“Political appointees are appointed at the discretion of the White House to carry out the president’s foreign policy agenda at USAID,” Barsa said. “I have full confidence that each political appointee at USAID has and will continue to implement the president’s policies and agenda to the best of his or her ability.”

That statement alarmed many staffers at USAID, some of whom said it basically negated Barsa’s other assurances on non-discrimination.

Because so many USAID officials work in countries with large Muslim populations, and given that promoting democracy is a major reason for USAID’s existence, some staffers fear that the mixed messaging from Barsa will undermine their work.

The person familiar with the letter on the fallout from Floyd’s death said it avoids getting into the issues brought up by the political appointees because organizers feared touching on that would shut down any chance at a successful conversation.

And while the letter nods to Barsa’s June 2 email, the person said, “many of us felt it didn’t go far enough to acknowledge the present moment.”

Barsa’s predecessor, Mark Green, was widely respected by members of both political parties, and he managed to stay largely under the radar while also launching a reorganization of the agency.

Many observers of USAID were surprised that Barsa was tapped as the acting administrator. Previously, he’d served as USAID’s assistant administrator for the bureau dealing with Latin America.

His elevation — and the hiring of Corrigan and others, which are more likely the White House’s decision than Barsa’s — signaled that USAID might stake out more controversial territory than it did under Green.

Already, Democrats are livid over Barsa’s decision to send a letter to the United Nations warning it not to promote abortion as part of its response to the coronavirus pandemic.
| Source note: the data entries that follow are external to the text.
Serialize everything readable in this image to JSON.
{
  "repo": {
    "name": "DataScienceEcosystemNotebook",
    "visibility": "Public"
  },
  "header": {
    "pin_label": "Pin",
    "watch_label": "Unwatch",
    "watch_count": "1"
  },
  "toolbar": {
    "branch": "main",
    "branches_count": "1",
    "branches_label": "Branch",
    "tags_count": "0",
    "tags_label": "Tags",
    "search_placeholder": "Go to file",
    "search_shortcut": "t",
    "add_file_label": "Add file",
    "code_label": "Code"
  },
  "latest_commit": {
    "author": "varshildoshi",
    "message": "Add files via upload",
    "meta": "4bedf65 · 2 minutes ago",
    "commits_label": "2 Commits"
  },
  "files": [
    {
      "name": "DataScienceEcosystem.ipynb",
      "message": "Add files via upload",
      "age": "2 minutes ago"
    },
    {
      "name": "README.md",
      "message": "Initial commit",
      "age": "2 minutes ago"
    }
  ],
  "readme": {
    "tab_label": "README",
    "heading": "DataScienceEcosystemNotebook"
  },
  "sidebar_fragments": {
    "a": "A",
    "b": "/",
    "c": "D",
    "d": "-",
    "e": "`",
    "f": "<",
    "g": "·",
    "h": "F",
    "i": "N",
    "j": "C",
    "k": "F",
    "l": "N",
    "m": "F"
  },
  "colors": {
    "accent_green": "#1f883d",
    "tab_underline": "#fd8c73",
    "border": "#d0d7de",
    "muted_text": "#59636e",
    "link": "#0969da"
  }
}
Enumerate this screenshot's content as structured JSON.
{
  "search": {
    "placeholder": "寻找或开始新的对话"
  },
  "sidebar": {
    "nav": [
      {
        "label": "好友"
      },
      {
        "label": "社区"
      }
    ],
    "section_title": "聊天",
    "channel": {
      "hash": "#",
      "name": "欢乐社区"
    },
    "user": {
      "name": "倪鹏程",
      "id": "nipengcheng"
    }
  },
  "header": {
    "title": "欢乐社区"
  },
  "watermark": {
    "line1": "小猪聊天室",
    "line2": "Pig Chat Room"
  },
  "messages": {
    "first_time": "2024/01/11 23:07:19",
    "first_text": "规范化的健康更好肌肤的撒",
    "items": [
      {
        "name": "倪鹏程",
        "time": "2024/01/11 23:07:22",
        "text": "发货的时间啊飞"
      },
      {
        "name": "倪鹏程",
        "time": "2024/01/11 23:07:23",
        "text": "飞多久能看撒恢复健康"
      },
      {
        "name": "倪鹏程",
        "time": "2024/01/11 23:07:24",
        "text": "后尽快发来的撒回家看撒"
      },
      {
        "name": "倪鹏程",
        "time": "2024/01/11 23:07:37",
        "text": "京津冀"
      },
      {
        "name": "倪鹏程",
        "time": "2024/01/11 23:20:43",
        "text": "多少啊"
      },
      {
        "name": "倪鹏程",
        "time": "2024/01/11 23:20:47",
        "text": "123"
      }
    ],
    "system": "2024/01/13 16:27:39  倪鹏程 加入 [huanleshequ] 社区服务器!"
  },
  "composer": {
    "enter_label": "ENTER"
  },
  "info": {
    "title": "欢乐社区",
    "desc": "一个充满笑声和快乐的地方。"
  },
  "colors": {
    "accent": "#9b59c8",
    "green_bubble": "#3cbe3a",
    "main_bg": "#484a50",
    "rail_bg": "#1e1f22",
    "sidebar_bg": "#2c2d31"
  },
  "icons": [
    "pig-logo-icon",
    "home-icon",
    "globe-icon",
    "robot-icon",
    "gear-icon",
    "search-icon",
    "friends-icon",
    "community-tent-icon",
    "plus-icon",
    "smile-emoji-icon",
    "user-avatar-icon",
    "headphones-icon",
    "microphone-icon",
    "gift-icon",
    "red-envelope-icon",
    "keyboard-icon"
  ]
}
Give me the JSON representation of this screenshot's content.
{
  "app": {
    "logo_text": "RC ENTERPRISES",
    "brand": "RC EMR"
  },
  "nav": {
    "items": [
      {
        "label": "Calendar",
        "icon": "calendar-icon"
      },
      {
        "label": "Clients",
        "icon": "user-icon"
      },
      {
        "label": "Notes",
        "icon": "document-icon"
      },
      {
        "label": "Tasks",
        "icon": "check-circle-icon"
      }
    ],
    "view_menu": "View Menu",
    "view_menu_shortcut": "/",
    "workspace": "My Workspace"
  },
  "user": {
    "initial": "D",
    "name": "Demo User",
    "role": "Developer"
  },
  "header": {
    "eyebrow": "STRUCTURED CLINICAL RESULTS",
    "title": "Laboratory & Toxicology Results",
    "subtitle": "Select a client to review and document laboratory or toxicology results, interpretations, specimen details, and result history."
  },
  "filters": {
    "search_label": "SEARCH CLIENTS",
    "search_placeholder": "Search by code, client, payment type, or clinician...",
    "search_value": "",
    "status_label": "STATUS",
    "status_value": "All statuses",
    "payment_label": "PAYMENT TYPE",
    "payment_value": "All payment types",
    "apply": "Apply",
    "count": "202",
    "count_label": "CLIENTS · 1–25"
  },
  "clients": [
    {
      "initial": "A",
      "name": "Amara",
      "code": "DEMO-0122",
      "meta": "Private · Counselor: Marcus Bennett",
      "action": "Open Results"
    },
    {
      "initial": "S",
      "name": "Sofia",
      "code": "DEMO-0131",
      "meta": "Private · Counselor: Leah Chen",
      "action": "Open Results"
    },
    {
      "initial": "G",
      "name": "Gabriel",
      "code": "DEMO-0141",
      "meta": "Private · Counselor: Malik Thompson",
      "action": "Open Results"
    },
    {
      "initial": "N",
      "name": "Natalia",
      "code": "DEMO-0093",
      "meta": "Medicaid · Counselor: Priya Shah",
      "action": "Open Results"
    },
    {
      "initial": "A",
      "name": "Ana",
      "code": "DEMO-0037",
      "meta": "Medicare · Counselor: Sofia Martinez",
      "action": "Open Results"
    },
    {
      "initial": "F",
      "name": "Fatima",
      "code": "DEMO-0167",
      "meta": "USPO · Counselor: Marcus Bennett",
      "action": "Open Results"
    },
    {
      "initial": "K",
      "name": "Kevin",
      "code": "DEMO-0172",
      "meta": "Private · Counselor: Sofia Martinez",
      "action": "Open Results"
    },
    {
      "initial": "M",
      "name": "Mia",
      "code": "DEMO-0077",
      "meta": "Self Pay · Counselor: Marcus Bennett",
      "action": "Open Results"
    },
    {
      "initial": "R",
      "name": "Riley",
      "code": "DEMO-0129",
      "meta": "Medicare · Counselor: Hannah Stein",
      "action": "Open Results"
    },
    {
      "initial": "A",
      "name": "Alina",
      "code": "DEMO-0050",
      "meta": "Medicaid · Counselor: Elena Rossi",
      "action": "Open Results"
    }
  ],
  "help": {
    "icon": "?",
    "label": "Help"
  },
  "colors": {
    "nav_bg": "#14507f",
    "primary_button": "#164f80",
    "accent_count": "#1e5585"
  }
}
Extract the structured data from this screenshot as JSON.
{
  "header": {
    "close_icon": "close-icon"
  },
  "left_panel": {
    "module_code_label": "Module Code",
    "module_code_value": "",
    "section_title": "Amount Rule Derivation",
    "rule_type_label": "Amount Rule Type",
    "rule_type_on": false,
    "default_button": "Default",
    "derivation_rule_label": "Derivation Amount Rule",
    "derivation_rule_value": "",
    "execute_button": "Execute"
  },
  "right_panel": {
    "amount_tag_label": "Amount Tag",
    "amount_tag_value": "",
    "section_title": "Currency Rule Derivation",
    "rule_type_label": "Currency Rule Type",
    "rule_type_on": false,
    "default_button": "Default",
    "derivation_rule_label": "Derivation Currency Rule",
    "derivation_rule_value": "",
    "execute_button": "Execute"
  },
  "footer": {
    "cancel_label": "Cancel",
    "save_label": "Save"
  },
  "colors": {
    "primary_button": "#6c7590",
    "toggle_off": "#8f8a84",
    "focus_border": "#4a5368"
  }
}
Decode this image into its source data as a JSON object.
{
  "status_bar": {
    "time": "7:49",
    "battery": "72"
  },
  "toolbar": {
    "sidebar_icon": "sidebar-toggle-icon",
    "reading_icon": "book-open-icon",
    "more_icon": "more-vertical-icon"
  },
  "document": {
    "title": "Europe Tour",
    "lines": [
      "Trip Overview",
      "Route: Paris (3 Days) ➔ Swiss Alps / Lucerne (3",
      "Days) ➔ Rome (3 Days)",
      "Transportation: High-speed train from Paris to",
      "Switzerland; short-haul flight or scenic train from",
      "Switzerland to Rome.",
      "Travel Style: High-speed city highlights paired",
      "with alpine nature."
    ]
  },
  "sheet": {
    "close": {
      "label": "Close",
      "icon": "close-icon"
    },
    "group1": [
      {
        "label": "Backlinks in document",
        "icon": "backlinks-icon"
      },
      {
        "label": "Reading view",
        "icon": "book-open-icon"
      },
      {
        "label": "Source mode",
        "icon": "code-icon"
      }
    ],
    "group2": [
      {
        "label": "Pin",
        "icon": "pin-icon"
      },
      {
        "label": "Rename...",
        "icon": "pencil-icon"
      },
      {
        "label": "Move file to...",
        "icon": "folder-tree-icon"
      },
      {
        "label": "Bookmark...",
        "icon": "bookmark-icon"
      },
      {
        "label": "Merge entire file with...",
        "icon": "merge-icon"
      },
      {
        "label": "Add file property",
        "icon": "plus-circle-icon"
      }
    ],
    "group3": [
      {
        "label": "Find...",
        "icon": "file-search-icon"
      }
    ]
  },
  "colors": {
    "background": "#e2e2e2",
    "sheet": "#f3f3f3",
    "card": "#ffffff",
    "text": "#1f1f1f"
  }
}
Barsa suggested that the U.N. is “cynically” promoting abortion under the cover of “sexual and reproductive health services.”

“I urge you to stop politicizing the historically bipartisan humanitarian assistance the United States provides and ensure that comprehensive life-saving assistance is continued,” House Foreign Affairs Committee Chairman Eliot Engel (D-N.Y.) wrote in a rebuttal to Barsa.